Authors
Raghav, KPS; Yaeger, R; Loree, JM; Dasari, A; Morris, VK; Kee, BK; Raymond, VM; Nagy, RJ; Lanman, RB; Strickler, JH; Corcoran, RB; Overman, MJ; Kopetz, S
MLA Citation
Raghav, Kanwal Pratap Singh, et al. “Comprehensive landscape of gene amplifications (amps) in tissue and circulating tumor DNA (ctDNA) in metastatic colorectal cancer (mCRC)..” Journal of Clinical Oncology, vol. 37, no. 4_suppl, American Society of Clinical Oncology (ASCO), 2019, pp. 604–604. Crossref, doi:10.1200/jco.2019.37.4_suppl.604.
URI
https://scholars.duke.edu/individual/pub1416459
Source
crossref
Published In
Journal of Clinical Oncology : Official Journal of the American Society of Clinical Oncology
Volume
37
Published Date
Start Page
604
End Page
604
DOI
10.1200/jco.2019.37.4_suppl.604

Addressing the Conundrum of Bleeding and Cancer Detection With Antithrombotic Therapies for Chronic Atherosclerotic Cardiovascular Disease.

Authors
Roe, MT; Strickler, J
MLA Citation
Roe, Matthew T., and John Strickler. “Addressing the Conundrum of Bleeding and Cancer Detection With Antithrombotic Therapies for Chronic Atherosclerotic Cardiovascular Disease..” Circulation, vol. 140, no. 18, Oct. 2019, pp. 1460–62. Pubmed, doi:10.1161/CIRCULATIONAHA.119.042875.
URI
https://scholars.duke.edu/individual/pub1417914
PMID
31657956
Source
pubmed
Published In

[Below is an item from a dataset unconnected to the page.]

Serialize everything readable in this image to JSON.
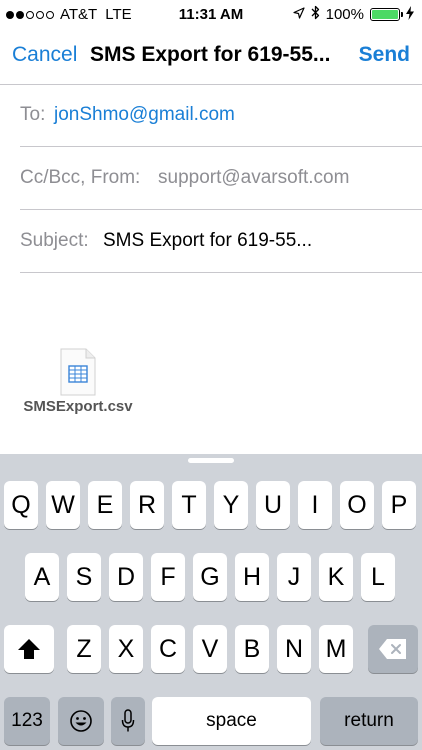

Circulation
Volume
140
Published Date
Start Page
1460
End Page
1462
DOI
10.1161/CIRCULATIONAHA.119.042875